Monday, 28 June 2010

Wembley Stadium's pitch consultants resign

The pitch consultants in charge of the playing surface at Wembley Stadium have resigned.

The news was confirmed on Wednesday after almost constant complaints about the playing surface since it was first laid.

The pitch has performed poorly on almost every major occasion for which it has been used, with recent major finals marred by the players slipping and the surface cutting up far too easily.

The Sports Turf Research Institute (STRI) confirmed that they would be stepping down from the role at the end of June after being responsible for the surface for the last 13 months.

"We have had many constructive and positive discussions with Wembley over the last few weeks on what would be the best way forward to make significant improvements to the pitch," said Gordon MacKillop, chief exective of STRI.

"In relation to this STRI presented an alternative strategy for 2010 to change the construction of the pitch, which Wembley agreed was the best way forward and is now proceeding with this.

"We are pleased that Wembley has adopted our proposed strategy which should see improvements to the pitch during 2010. This new structure of pitch does not require the previous level of research and consultancy from the STRI team and, therefore, we feel it is the right time to resign."

Sunday, 27 June 2010

Wembley Stadium this time history repeats for Germany benefits

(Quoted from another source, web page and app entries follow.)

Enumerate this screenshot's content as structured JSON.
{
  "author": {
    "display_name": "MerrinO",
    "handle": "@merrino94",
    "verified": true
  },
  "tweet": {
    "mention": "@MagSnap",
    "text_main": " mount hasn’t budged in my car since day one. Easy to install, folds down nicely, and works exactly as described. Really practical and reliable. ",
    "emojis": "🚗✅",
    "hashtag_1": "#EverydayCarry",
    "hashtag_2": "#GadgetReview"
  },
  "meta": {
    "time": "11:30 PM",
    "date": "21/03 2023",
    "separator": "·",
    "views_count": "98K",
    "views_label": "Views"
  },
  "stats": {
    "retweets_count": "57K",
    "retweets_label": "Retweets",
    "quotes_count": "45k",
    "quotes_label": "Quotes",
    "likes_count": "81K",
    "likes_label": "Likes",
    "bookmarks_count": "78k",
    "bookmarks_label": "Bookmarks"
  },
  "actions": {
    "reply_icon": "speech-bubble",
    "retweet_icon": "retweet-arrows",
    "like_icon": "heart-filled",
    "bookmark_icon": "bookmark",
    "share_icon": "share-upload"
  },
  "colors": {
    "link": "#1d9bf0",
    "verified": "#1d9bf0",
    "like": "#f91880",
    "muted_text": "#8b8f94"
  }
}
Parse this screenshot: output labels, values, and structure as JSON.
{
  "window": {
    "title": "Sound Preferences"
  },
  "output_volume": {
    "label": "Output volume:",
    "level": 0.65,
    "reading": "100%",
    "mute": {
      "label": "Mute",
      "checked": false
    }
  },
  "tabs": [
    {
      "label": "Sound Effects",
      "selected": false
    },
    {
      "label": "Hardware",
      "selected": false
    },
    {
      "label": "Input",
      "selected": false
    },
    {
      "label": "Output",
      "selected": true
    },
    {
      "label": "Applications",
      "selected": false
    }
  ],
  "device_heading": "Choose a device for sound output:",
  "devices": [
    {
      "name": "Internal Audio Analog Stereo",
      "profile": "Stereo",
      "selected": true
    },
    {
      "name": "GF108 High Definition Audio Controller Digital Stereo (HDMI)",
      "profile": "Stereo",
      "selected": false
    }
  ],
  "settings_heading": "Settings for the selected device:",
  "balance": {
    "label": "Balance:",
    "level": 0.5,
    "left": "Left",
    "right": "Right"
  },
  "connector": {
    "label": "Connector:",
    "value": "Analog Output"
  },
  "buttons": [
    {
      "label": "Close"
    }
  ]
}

The World Cup most bizarre moment carries such significance because of its eerie similarity to a 44 year old memory that has divided the two countries ever since.

In World Cup histior Frank Lampard’s disallowed goal in the 38th minute of unfairness.
Yet German fans will point to the 1966 World Cup final at London’s Wembley Stadium, when England won the trophy by beating West Germany thanks to a hotly disputed goal from Geoff Hurst on a similar play.
So what happened in 1966?
Eleven minutes into extra time and with the score tied at 2-2, Hurst collected Alan Ball’s cross, swiveled and smacked a shot against the crossbar. The ball hit the underside of the bar and bounced downward toward the line.
England players celebrated and after a long consultation with his assistant, Swiss referee Gottfried Dienst awarded the goal. Television footage appeared to show that the ball had not fully crossed the line, as it must do to be allowed. England went on to win 4-2.
Years later, a study conducted by experts from Oxford University concluded that the goal should not have counted. German fans have never forgotten the incident that led to England’s only World Cup victory.
Lampard began his career at West Ham, the same London club where Hurst and several members of the England team played their club soccer.